[REQUIRED ACTION] In the records below, how many lines hold the string "ConfigureServices"? Give only the number.

[RAW DATA]

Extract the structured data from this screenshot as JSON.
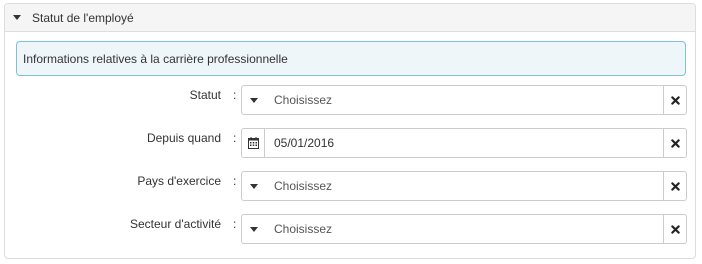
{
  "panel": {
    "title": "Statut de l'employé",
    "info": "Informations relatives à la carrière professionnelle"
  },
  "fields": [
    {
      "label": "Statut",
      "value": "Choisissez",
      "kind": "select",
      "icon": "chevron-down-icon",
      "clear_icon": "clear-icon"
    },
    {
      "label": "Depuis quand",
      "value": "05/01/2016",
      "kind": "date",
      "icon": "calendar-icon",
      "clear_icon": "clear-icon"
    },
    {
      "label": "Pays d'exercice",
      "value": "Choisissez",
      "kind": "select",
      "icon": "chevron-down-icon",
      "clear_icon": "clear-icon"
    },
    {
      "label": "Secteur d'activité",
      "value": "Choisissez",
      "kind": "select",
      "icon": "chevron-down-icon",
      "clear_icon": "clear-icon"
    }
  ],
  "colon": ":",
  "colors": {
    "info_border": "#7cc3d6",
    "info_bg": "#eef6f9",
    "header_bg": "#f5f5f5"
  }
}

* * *

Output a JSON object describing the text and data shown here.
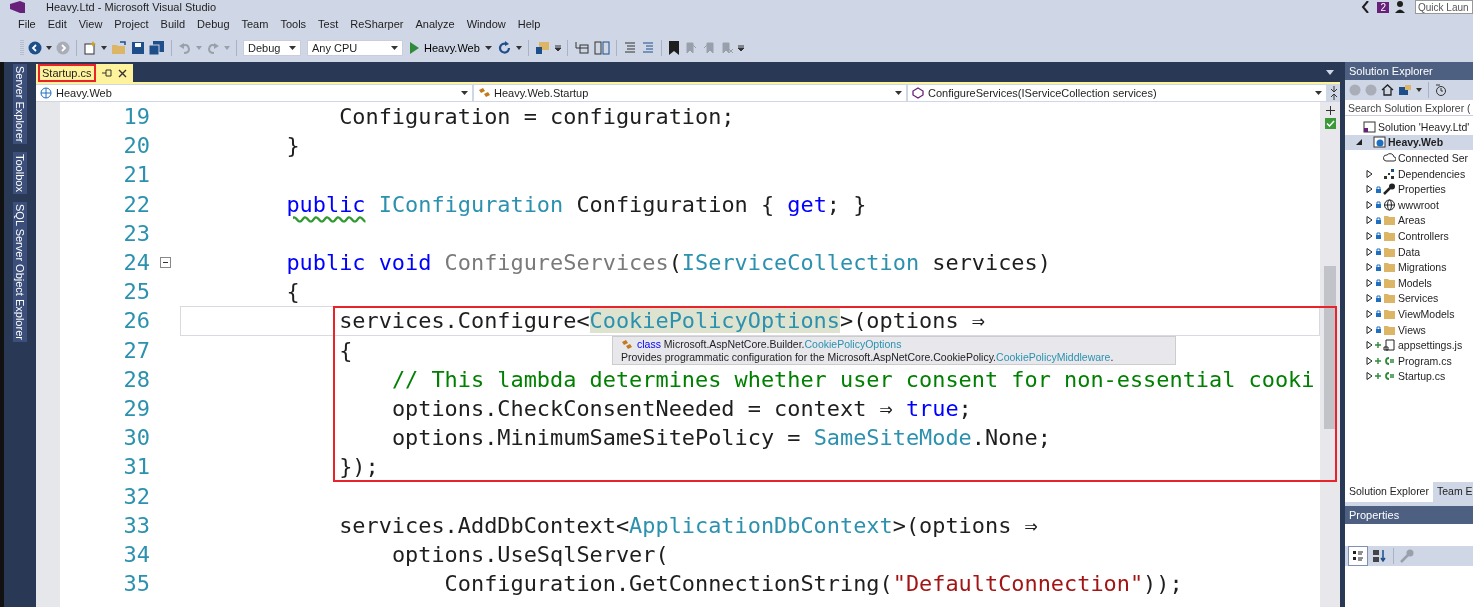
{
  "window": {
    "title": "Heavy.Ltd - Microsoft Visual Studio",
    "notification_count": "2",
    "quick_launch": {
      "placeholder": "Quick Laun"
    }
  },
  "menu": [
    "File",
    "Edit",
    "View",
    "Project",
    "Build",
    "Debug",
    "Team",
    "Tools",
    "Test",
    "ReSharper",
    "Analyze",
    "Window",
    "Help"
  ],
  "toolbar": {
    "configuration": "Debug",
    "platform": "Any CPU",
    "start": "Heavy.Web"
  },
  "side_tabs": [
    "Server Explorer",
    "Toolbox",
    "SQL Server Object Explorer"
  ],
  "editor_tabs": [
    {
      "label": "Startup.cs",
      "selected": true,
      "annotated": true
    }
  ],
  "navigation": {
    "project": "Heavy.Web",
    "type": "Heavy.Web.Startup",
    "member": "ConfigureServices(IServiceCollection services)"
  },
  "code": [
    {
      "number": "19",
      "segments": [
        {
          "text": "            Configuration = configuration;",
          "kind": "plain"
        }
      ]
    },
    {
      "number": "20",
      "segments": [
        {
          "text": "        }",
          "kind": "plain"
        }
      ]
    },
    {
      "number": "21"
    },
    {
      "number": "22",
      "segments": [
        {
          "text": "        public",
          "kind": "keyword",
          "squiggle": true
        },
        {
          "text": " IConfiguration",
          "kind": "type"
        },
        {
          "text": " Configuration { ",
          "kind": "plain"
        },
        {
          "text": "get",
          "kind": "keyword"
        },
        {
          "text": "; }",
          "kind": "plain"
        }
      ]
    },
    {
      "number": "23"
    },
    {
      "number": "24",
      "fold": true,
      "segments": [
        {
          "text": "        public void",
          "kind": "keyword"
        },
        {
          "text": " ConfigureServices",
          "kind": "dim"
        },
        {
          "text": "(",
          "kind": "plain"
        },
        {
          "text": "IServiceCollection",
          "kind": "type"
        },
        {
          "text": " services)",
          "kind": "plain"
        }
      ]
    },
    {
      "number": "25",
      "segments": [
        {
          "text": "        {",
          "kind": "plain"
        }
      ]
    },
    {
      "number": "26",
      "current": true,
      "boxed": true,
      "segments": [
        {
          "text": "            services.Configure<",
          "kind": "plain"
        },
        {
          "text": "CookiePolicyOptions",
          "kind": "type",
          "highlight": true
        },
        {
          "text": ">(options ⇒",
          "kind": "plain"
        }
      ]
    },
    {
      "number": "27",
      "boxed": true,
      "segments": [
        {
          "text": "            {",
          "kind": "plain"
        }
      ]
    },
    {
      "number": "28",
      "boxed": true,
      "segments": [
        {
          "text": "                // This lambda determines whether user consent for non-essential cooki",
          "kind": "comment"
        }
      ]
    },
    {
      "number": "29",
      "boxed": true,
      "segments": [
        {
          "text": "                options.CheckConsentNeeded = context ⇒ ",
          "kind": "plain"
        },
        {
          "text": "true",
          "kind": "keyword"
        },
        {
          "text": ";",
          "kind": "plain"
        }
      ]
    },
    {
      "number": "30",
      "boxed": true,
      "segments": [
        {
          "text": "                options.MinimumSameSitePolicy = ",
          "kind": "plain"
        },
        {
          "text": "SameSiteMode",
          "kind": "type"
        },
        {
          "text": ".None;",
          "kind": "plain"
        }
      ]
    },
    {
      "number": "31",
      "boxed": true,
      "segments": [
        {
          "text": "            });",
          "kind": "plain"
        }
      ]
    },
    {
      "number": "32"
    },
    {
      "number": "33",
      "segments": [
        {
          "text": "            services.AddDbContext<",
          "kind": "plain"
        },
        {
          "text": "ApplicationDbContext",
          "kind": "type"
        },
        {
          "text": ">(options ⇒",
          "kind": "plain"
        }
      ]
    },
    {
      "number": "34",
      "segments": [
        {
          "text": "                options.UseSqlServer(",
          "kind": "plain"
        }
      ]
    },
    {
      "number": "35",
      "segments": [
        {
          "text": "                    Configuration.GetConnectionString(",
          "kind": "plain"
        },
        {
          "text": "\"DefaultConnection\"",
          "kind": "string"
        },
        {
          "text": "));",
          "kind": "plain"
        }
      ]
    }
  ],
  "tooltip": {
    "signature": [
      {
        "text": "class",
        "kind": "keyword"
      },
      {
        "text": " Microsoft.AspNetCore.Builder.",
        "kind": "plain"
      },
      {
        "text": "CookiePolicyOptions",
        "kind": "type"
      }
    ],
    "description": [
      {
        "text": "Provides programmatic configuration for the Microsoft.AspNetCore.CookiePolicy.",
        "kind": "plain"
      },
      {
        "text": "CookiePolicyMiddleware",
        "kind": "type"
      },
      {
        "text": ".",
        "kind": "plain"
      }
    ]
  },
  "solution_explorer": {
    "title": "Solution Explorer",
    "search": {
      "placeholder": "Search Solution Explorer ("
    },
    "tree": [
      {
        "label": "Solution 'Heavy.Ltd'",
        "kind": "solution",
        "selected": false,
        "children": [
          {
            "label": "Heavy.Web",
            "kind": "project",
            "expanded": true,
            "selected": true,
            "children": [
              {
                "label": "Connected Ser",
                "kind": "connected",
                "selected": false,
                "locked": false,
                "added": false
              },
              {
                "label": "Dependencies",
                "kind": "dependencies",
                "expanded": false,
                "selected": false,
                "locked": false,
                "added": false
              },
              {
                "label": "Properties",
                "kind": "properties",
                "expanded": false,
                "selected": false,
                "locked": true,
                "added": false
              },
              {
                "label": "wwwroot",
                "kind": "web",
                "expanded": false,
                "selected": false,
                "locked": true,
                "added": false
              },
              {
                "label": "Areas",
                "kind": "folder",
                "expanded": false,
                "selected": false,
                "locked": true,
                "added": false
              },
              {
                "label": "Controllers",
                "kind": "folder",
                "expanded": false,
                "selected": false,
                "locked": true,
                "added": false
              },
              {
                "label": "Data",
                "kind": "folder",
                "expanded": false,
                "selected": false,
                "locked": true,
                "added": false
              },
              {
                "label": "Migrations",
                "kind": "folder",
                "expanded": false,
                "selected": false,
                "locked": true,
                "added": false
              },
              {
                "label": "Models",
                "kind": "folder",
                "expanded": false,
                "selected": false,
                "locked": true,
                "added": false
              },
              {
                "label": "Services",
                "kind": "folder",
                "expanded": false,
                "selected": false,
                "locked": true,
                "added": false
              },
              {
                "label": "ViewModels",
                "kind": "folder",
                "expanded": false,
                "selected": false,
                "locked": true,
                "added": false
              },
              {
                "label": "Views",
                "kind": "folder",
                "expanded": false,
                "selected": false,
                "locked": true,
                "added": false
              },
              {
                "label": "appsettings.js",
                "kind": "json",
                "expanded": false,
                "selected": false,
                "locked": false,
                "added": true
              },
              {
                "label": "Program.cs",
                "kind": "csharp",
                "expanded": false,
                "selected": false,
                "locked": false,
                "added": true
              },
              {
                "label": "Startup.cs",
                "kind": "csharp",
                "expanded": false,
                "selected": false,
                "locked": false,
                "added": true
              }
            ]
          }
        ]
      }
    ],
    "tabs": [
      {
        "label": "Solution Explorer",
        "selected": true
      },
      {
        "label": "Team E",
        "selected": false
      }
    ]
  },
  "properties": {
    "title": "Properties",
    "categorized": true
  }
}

[RESPONSE] 2